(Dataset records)
________________

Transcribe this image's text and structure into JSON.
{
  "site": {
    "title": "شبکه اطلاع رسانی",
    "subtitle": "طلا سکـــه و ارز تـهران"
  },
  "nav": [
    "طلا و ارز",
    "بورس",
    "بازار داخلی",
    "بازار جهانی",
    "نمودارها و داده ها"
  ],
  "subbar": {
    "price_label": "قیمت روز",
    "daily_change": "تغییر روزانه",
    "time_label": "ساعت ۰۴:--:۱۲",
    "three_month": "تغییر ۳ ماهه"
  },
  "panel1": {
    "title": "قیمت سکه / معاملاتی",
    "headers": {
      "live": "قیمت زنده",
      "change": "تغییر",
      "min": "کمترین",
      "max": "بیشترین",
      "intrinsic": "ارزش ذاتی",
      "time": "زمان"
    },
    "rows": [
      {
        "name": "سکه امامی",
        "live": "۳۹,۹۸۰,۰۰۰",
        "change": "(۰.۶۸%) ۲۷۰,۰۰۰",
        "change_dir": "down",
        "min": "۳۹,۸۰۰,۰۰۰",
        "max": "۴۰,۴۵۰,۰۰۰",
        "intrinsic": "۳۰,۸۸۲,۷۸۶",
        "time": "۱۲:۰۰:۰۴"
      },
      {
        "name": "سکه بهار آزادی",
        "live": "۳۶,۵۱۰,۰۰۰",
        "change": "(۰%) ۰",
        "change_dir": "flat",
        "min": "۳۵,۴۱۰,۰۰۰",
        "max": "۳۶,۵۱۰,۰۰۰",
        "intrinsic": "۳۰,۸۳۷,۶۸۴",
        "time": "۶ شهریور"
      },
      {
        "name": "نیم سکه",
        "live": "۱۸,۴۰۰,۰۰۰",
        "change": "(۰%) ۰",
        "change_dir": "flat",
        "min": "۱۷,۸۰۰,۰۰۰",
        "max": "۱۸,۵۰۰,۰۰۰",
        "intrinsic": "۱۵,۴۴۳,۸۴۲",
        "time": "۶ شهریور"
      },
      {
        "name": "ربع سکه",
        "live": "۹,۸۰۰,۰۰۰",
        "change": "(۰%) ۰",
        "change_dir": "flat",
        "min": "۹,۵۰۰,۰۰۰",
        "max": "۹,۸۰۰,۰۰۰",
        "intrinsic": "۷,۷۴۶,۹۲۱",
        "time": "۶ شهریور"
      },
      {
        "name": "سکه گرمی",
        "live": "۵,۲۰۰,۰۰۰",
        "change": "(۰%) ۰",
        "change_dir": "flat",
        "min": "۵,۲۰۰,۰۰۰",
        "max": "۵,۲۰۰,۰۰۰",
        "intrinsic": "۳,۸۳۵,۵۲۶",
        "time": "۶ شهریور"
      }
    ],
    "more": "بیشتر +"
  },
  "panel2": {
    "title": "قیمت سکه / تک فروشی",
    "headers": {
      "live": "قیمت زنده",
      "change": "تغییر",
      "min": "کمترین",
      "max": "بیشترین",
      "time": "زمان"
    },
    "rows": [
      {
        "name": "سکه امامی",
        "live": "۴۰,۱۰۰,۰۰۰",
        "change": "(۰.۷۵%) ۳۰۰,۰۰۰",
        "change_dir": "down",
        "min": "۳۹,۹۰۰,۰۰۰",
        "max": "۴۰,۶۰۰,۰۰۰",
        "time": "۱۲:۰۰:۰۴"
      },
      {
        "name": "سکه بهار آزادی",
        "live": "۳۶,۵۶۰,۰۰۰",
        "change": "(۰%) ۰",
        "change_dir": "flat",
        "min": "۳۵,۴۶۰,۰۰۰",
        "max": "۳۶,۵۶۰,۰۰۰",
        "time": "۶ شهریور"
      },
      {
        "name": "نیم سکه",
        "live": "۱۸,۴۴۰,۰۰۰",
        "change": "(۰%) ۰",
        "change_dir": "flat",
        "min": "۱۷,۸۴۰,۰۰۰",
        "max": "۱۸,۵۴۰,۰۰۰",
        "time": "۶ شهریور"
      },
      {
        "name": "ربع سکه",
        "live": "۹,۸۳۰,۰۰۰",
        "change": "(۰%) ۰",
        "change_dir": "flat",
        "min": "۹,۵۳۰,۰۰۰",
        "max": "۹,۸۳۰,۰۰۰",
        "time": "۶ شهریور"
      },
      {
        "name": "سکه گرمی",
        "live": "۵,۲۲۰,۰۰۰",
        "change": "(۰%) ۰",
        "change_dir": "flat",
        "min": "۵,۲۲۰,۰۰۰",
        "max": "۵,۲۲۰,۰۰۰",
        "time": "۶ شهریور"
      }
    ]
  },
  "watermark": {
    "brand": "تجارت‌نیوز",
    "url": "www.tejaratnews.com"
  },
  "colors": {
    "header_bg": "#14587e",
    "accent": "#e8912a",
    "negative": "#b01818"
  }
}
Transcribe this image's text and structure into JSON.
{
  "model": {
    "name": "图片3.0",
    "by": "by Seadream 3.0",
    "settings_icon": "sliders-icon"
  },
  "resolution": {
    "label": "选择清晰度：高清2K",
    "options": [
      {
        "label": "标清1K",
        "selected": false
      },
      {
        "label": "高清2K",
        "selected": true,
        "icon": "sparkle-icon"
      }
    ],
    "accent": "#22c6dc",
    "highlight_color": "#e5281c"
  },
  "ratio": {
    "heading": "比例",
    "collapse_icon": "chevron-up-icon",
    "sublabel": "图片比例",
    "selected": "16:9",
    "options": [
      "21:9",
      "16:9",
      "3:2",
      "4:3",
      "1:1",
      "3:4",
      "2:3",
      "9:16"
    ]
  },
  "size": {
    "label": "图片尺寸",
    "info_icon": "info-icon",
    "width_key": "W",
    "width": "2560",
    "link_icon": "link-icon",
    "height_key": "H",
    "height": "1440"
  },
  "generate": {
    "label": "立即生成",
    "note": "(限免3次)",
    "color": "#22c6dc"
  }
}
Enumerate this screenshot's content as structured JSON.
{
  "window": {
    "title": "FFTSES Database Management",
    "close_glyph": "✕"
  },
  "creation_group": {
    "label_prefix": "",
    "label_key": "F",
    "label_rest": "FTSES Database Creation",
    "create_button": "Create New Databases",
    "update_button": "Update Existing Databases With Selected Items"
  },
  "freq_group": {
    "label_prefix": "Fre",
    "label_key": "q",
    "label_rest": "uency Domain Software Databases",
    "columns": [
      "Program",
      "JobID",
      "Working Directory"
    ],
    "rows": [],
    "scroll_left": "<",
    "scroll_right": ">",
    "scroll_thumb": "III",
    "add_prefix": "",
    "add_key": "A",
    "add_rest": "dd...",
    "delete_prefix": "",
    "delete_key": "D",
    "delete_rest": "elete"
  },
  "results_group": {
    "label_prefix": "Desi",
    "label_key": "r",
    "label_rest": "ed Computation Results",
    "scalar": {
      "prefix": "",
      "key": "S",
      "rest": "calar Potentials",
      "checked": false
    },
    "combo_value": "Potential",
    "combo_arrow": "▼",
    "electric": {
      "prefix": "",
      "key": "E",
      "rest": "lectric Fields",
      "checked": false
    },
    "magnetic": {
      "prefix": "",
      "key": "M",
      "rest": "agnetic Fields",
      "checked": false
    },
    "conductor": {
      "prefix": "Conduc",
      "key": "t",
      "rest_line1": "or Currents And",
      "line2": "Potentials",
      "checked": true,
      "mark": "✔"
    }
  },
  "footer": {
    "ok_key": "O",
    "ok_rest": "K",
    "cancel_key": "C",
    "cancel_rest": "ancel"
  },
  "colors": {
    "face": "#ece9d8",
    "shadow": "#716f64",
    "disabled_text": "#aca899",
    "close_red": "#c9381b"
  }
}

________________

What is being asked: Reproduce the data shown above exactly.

Solution to the exercise:
Transcribe this image's text and structure into JSON.
{
  "site": {
    "title": "شبکه اطلاع رسانی",
    "subtitle": "طلا سکـــه و ارز تـهران"
  },
  "nav": [
    "طلا و ارز",
    "بورس",
    "بازار داخلی",
    "بازار جهانی",
    "نمودارها و داده ها"
  ],
  "subbar": {
    "price_label": "قیمت روز",
    "daily_change": "تغییر روزانه",
    "time_label": "ساعت ۰۴:--:۱۲",
    "three_month": "تغییر ۳ ماهه"
  },
  "panel1": {
    "title": "قیمت سکه / معاملاتی",
    "headers": {
      "live": "قیمت زنده",
      "change": "تغییر",
      "min": "کمترین",
      "max": "بیشترین",
      "intrinsic": "ارزش ذاتی",
      "time": "زمان"
    },
    "rows": [
      {
        "name": "سکه امامی",
        "live": "۳۹,۹۸۰,۰۰۰",
        "change": "(۰.۶۸%) ۲۷۰,۰۰۰",
        "change_dir": "down",
        "min": "۳۹,۸۰۰,۰۰۰",
        "max": "۴۰,۴۵۰,۰۰۰",
        "intrinsic": "۳۰,۸۸۲,۷۸۶",
        "time": "۱۲:۰۰:۰۴"
      },
      {
        "name": "سکه بهار آزادی",
        "live": "۳۶,۵۱۰,۰۰۰",
        "change": "(۰%) ۰",
        "change_dir": "flat",
        "min": "۳۵,۴۱۰,۰۰۰",
        "max": "۳۶,۵۱۰,۰۰۰",
        "intrinsic": "۳۰,۸۳۷,۶۸۴",
        "time": "۶ شهریور"
      },
      {
        "name": "نیم سکه",
        "live": "۱۸,۴۰۰,۰۰۰",
        "change": "(۰%) ۰",
        "change_dir": "flat",
        "min": "۱۷,۸۰۰,۰۰۰",
        "max": "۱۸,۵۰۰,۰۰۰",
        "intrinsic": "۱۵,۴۴۳,۸۴۲",
        "time": "۶ شهریور"
      },
      {
        "name": "ربع سکه",
        "live": "۹,۸۰۰,۰۰۰",
        "change": "(۰%) ۰",
        "change_dir": "flat",
        "min": "۹,۵۰۰,۰۰۰",
        "max": "۹,۸۰۰,۰۰۰",
        "intrinsic": "۷,۷۴۶,۹۲۱",
        "time": "۶ شهریور"
      },
      {
        "name": "سکه گرمی",
        "live": "۵,۲۰۰,۰۰۰",
        "change": "(۰%) ۰",
        "change_dir": "flat",
        "min": "۵,۲۰۰,۰۰۰",
        "max": "۵,۲۰۰,۰۰۰",
        "intrinsic": "۳,۸۳۵,۵۲۶",
        "time": "۶ شهریور"
      }
    ],
    "more": "بیشتر +"
  },
  "panel2": {
    "title": "قیمت سکه / تک فروشی",
    "headers": {
      "live": "قیمت زنده",
      "change": "تغییر",
      "min": "کمترین",
      "max": "بیشترین",
      "time": "زمان"
    },
    "rows": [
      {
        "name": "سکه امامی",
        "live": "۴۰,۱۰۰,۰۰۰",
        "change": "(۰.۷۵%) ۳۰۰,۰۰۰",
        "change_dir": "down",
        "min": "۳۹,۹۰۰,۰۰۰",
        "max": "۴۰,۶۰۰,۰۰۰",
        "time": "۱۲:۰۰:۰۴"
      },
      {
        "name": "سکه بهار آزادی",
        "live": "۳۶,۵۶۰,۰۰۰",
        "change": "(۰%) ۰",
        "change_dir": "flat",
        "min": "۳۵,۴۶۰,۰۰۰",
        "max": "۳۶,۵۶۰,۰۰۰",
        "time": "۶ شهریور"
      },
      {
        "name": "نیم سکه",
        "live": "۱۸,۴۴۰,۰۰۰",
        "change": "(۰%) ۰",
        "change_dir": "flat",
        "min": "۱۷,۸۴۰,۰۰۰",
        "max": "۱۸,۵۴۰,۰۰۰",
        "time": "۶ شهریور"
      },
      {
        "name": "ربع سکه",
        "live": "۹,۸۳۰,۰۰۰",
        "change": "(۰%) ۰",
        "change_dir": "flat",
        "min": "۹,۵۳۰,۰۰۰",
        "max": "۹,۸۳۰,۰۰۰",
        "time": "۶ شهریور"
      },
      {
        "name": "سکه گرمی",
        "live": "۵,۲۲۰,۰۰۰",
        "change": "(۰%) ۰",
        "change_dir": "flat",
        "min": "۵,۲۲۰,۰۰۰",
        "max": "۵,۲۲۰,۰۰۰",
        "time": "۶ شهریور"
      }
    ]
  },
  "watermark": {
    "brand": "تجارت‌نیوز",
    "url": "www.tejaratnews.com"
  },
  "colors": {
    "header_bg": "#14587e",
    "accent": "#e8912a",
    "negative": "#b01818"
  }
}
Transcribe this image's text and structure into JSON.
{
  "model": {
    "name": "图片3.0",
    "by": "by Seadream 3.0",
    "settings_icon": "sliders-icon"
  },
  "resolution": {
    "label": "选择清晰度：高清2K",
    "options": [
      {
        "label": "标清1K",
        "selected": false
      },
      {
        "label": "高清2K",
        "selected": true,
        "icon": "sparkle-icon"
      }
    ],
    "accent": "#22c6dc",
    "highlight_color": "#e5281c"
  },
  "ratio": {
    "heading": "比例",
    "collapse_icon": "chevron-up-icon",
    "sublabel": "图片比例",
    "selected": "16:9",
    "options": [
      "21:9",
      "16:9",
      "3:2",
      "4:3",
      "1:1",
      "3:4",
      "2:3",
      "9:16"
    ]
  },
  "size": {
    "label": "图片尺寸",
    "info_icon": "info-icon",
    "width_key": "W",
    "width": "2560",
    "link_icon": "link-icon",
    "height_key": "H",
    "height": "1440"
  },
  "generate": {
    "label": "立即生成",
    "note": "(限免3次)",
    "color": "#22c6dc"
  }
}
Enumerate this screenshot's content as structured JSON.
{
  "window": {
    "title": "FFTSES Database Management",
    "close_glyph": "✕"
  },
  "creation_group": {
    "label_prefix": "",
    "label_key": "F",
    "label_rest": "FTSES Database Creation",
    "create_button": "Create New Databases",
    "update_button": "Update Existing Databases With Selected Items"
  },
  "freq_group": {
    "label_prefix": "Fre",
    "label_key": "q",
    "label_rest": "uency Domain Software Databases",
    "columns": [
      "Program",
      "JobID",
      "Working Directory"
    ],
    "rows": [],
    "scroll_left": "<",
    "scroll_right": ">",
    "scroll_thumb": "III",
    "add_prefix": "",
    "add_key": "A",
    "add_rest": "dd...",
    "delete_prefix": "",
    "delete_key": "D",
    "delete_rest": "elete"
  },
  "results_group": {
    "label_prefix": "Desi",
    "label_key": "r",
    "label_rest": "ed Computation Results",
    "scalar": {
      "prefix": "",
      "key": "S",
      "rest": "calar Potentials",
      "checked": false
    },
    "combo_value": "Potential",
    "combo_arrow": "▼",
    "electric": {
      "prefix": "",
      "key": "E",
      "rest": "lectric Fields",
      "checked": false
    },
    "magnetic": {
      "prefix": "",
      "key": "M",
      "rest": "agnetic Fields",
      "checked": false
    },
    "conductor": {
      "prefix": "Conduc",
      "key": "t",
      "rest_line1": "or Currents And",
      "line2": "Potentials",
      "checked": true,
      "mark": "✔"
    }
  },
  "footer": {
    "ok_key": "O",
    "ok_rest": "K",
    "cancel_key": "C",
    "cancel_rest": "ancel"
  },
  "colors": {
    "face": "#ece9d8",
    "shadow": "#716f64",
    "disabled_text": "#aca899",
    "close_red": "#c9381b"
  }
}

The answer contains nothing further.